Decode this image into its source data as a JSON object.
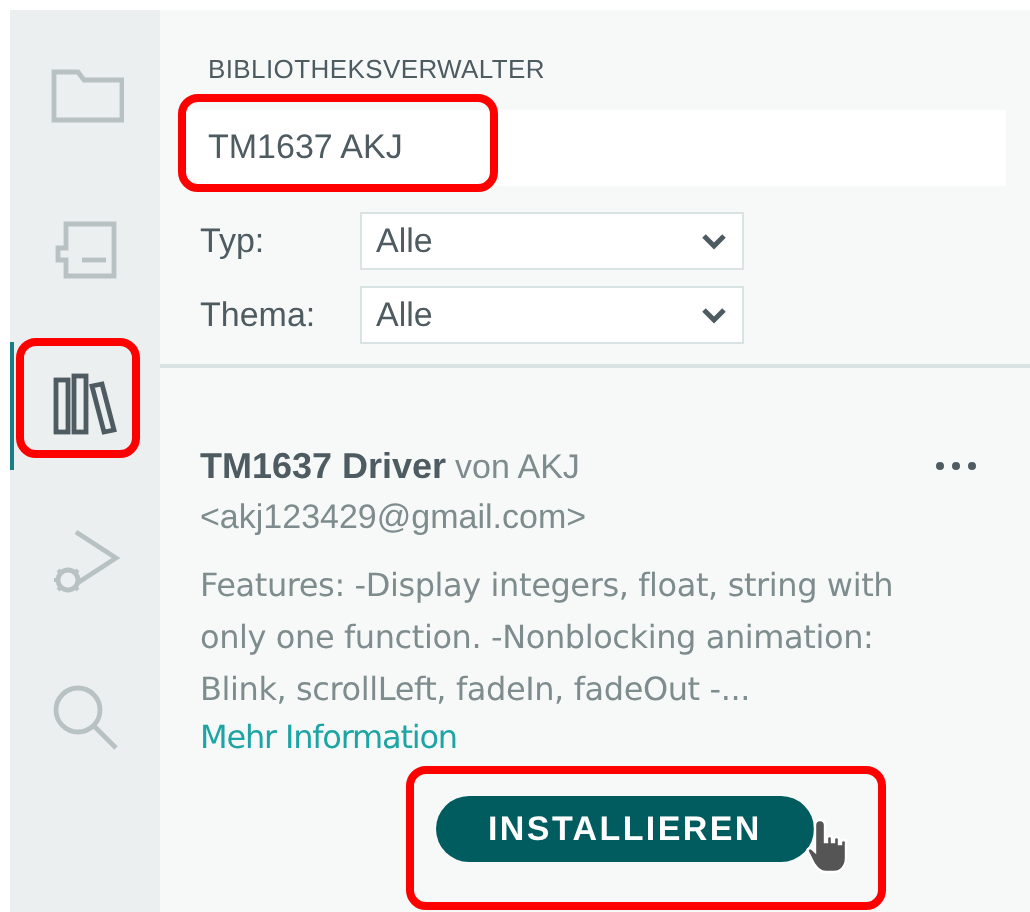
{
  "sidebar": {
    "items": [
      {
        "kind": "folder",
        "selected": false,
        "highlighted": false
      },
      {
        "kind": "board",
        "selected": false,
        "highlighted": false
      },
      {
        "kind": "library",
        "selected": true,
        "highlighted": true
      },
      {
        "kind": "debug",
        "selected": false,
        "highlighted": false
      },
      {
        "kind": "search",
        "selected": false,
        "highlighted": false
      }
    ]
  },
  "panel": {
    "title": "BIBLIOTHEKSVERWALTER",
    "search": {
      "value": "TM1637 AKJ",
      "highlighted": true
    },
    "filters": [
      {
        "label": "Typ:",
        "value": "Alle"
      },
      {
        "label": "Thema:",
        "value": "Alle"
      }
    ],
    "library": {
      "name": "TM1637 Driver",
      "by": "von AKJ",
      "email": "<akj123429@gmail.com>",
      "description": "Features: -Display integers, float, string with only one function. -Nonblocking animation: Blink, scrollLeft, fadeIn, fadeOut -...",
      "link": "Mehr Information",
      "button": {
        "label": "INSTALLIEREN",
        "highlighted": true,
        "hovered": true
      }
    }
  }
}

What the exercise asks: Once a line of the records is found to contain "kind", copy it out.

Problem solution:
        "kind": "folder",
        "kind": "board",
        "kind": "library",
        "kind": "debug",
        "kind": "search",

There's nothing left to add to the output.